Moving on – the Lord Dormamu also told us that doing all of our practice like this would help us fix a couple of things. First of all, the lowering, as mentioned earlier. But secondly it would allow us to work on making our dancing look the way it needed to despite the bodies that both Sparkledancer and I have.
Yup, my eyebrow went up there too. Stay with me for a second…
Apparently, as Lord Dormamu explained, both Sparkledancer and I have traits that make us look different from the ‘normal’ competitive dancer. Sparkledancer looks a lot like your average dance instructor from a distance, but I guess from afar it also looks like she has really long limbs. Lord Dormamu told us that he looks the same way – his coaches over the many, many years of training he had, always told him that his limbs looked like they were really long for his body. Because of that, if the limbs look like they are not moving with the rest of the body, it is really noticeable.
For instance, when she is preparing her leg to take a step backward, if the leg shoots backward super fast to prepare for the step, suddenly it looks like there is this long leg just hanging around back there. The longer the leg, the more the leg stands out so to speak. That’s what he said these exercises would help Sparkledancer with. Slowing the leg down will alleviate that impression, because the leg won’t be extended to full length behind her to quickly.

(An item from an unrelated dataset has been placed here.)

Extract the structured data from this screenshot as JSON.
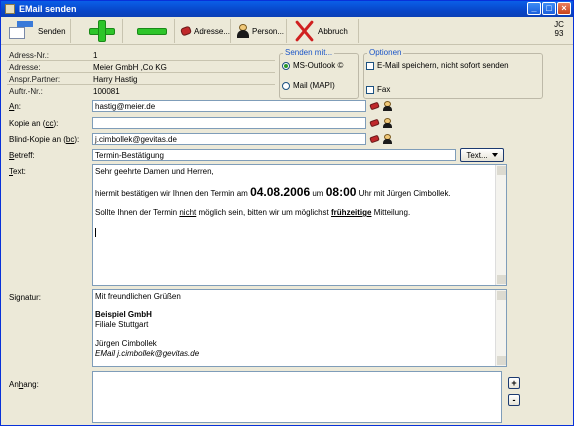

As for me… I am just all over different. I don’t look like a dance instructor at all, according to Lord Dormamu (other than my tendency to wear black clothing while in dance studios). I look “solid” as he so delicately put it, and then proceeded to start punching me in the chest to emphasize that point. Because of all the muscle I have, I cut an imposing and distinct frame on the floor. This becomes a problem if I let my own limbs start moving too fast on me. If the Waltz is supposed to make me look like I am heavy on the floor, and my body is solid-looking, which naturally should be heavy on the floor, then if I am stepping through the routine with very light feet the whole thing just looks wrong. Moving slowly for me and relaxing a bit to allow my natural weight settle me to the floor as I move will fix all of that.
Wow. I wrote a lot more about dance theory than actual dance steps, huh? I guess that’s what I took away from this session.
The whole reason that we looked at Foxtrot at the end of the lesson was because I asked whether we needed to work on practicing slowly without music with all of our routines, or if this exercise was just limited to the Waltz. After all, I wanted to make sure that I got things right during practice over the next week before we see him again! Foxtrot was the first style that came to mind, so he wanted to have us trying running through it once in the same slow, sans-music manner to see what it looked like.
As it turns out, none of the issues we have with the look of our Waltz are apparent in the Foxtrot. It still is our best looking dance style. The only thing he cautioned us on was a few of the foot movements through the Natural Weave, but we weren’t sure if those were an actual problem or just caused by moving at an uncomfortably slow pace through the figures, so he told us to keep an eye on them in practice and we would check them again next time.
That’s all I’ve got to say this week. It was actually a lot more than I thought I was going to say. I really have to stop being so verbose… ah well, there’s always next week for that!